We experimentally test different rule-based contribution mechanisms in a repeated 4-player public goods game with endowment heterogeneity and compare them to a VCM, distinguishing between a random- and an effort-based allocation of endowments. We find that endowment heterogeneities limit the efficiency gains from minimum contribution rules under random allocation. Under effort-based allocations, substantial efficiency gains relative to a VCM occur, though being largely driven by significant reductions of contributions in VCM. By apparently influencing the perception of fair burden sharing, the endowment allocation procedure crucially impacts voluntary contributions under VCM, while the rule-based mechanisms generate stable efficiency levels, even though endowment heterogeneity substantially limits the ability of rule-based mechanisms to achieve the potential efficiency gains.
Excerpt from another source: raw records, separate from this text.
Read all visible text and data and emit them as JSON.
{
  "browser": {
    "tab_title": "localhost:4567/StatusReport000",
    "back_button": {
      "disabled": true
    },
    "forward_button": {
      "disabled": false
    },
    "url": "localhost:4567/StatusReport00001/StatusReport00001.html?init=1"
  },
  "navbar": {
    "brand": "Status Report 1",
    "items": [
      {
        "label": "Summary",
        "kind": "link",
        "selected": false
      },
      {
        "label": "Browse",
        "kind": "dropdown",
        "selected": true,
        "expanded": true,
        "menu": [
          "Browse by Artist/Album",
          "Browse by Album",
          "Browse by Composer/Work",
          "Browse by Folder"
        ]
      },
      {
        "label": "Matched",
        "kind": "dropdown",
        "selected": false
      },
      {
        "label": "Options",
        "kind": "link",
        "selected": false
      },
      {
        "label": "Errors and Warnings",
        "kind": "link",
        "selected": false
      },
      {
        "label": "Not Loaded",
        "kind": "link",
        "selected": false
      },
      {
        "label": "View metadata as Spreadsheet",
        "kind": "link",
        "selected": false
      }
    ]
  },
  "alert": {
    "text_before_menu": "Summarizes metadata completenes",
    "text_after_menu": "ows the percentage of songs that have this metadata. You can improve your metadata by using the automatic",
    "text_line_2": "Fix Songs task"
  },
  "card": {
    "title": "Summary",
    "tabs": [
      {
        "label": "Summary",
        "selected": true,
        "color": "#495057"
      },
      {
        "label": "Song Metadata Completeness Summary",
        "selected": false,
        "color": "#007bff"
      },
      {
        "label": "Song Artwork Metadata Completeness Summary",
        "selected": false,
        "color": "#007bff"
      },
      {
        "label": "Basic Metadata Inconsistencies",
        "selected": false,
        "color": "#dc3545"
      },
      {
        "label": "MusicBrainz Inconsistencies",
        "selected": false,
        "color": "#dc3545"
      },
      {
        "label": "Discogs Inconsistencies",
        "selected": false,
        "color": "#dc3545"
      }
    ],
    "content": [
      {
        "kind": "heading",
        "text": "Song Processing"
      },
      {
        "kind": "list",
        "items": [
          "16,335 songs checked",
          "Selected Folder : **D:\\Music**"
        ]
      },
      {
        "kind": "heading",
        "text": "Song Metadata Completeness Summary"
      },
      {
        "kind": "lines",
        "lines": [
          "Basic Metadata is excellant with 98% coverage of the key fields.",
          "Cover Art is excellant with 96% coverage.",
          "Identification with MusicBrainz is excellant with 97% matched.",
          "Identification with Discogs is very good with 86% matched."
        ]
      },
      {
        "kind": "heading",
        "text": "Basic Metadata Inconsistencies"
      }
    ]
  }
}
public good, institutions, minimum contribution rules, cooperation, endowment heterogeneity